I started to mix together my microwave spaghetti and sauce and he was immediately impressed. He kept asking me how I cooked it and what it tasted like. He could not believe I had made spaghetti in the microwave! He and I laughed at the silly videos my teacher was playing for the students. It was really nice to actually talk with him about something good.

Once we went out to recess, I was a little nervous that he would get into trouble again and I would I undo all the progress I had made by being nice to him. He didn’t get into trouble but he did get hurt. I felt terrible because he walked over to me holding his head. I asked what was wrong and he could barely answer because he was trying not to cry. From what I gathered, he fell and hit his head on the merry-go-round. I took him over to my classroom teacher so she could take him to the nurse because I do not have keys to get inside. I was able to comfort him a little on the way over to the teacher.

The rest of the day he behaved fairly well. I was quite impressed. It may have been a headache from his giant purple goose egg but I would like to think that his behavior was better because of our conversation over microwave spaghetti.

A Pocket Full of Dandelions 

Today my classroom teacher was in the room all day. It was nice to have her back because the kids calmed down considerably with her there. We had our 3rd of four benchmark conferences and I am fairly sure I will be passing student teaching, which is a good feeling to have. We went over some of my portfolio stuff and I feel pretty good about that too.

I have recess duty this week and it has been nice to get outside for a little bit during the day. I think outside recess duty is one of my favorite responsibilities because I get to be outside in the sun and I get to spend time with my students. I often feel like I do not spend enough time getting to know them and talking to them. Recess duty allows me to talk with the kids who want to talk to me and it is nice to be hugged so much too!

Today at recess I had to deal with a student hitting another student. I made him sit out the rest of recess. He tried to run away from me but I eventually got to him and made him sit out. I felt a little silly chasing him around the playground so I eventually stopped and when I saw him again I went over and made him sit. My teacher suggested a slightly different approach when I asked her what I should have done. She gave some other good suggestions during the conference that I intend to put into practice over the next few weeks.

Even though making this student sit out was a major part of the day, it was overshadowed by the absolute kindness of a few of my students. At recess, four students picked my dandelions. They brought them up individually with the biggest smiles on their faces. Two of the students were ones that do things like this often but two of them were ones I did not expect this kind of behavior from. They were all so happy just to how me these flowers and each time they brought more I pulled all of the flowers out of my pockets to show them how many I had.

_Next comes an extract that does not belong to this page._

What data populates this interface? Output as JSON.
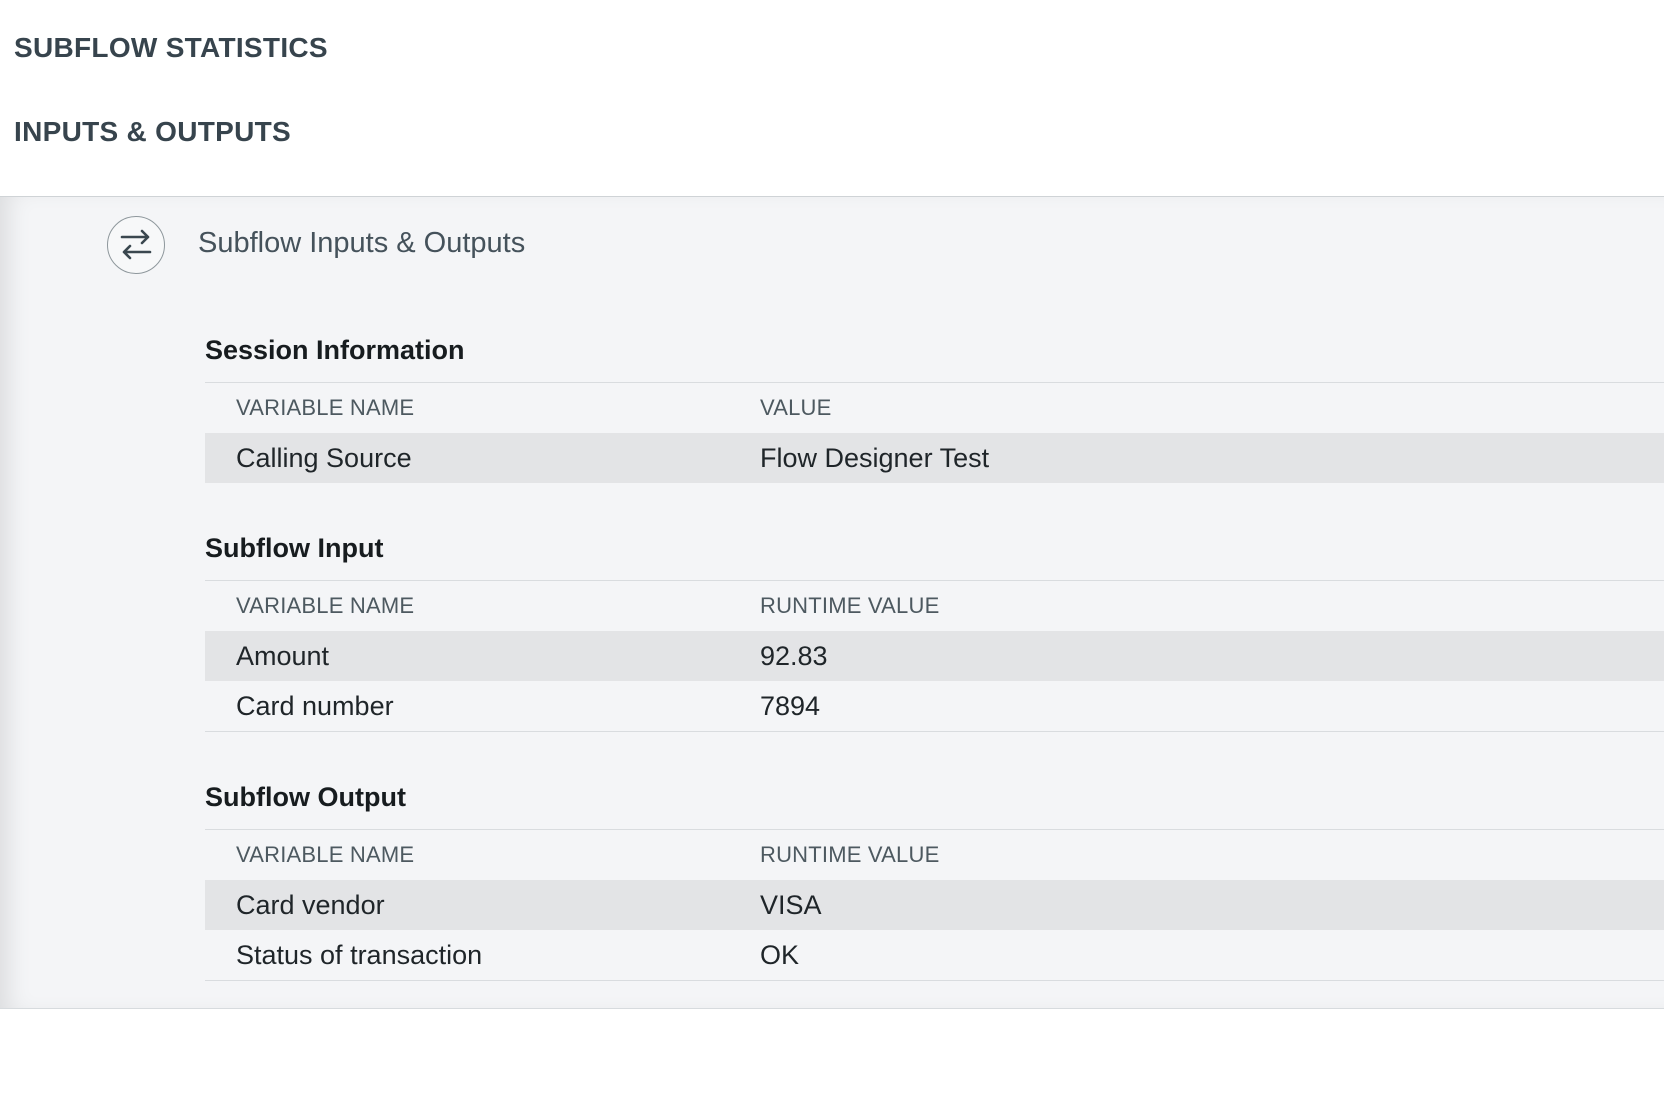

Little moments like that, where everyone’s day is made by the simplest of things, are one of the reasons I love working with kids so much. It was nice to be reminded of that with a pocket full of dandelions.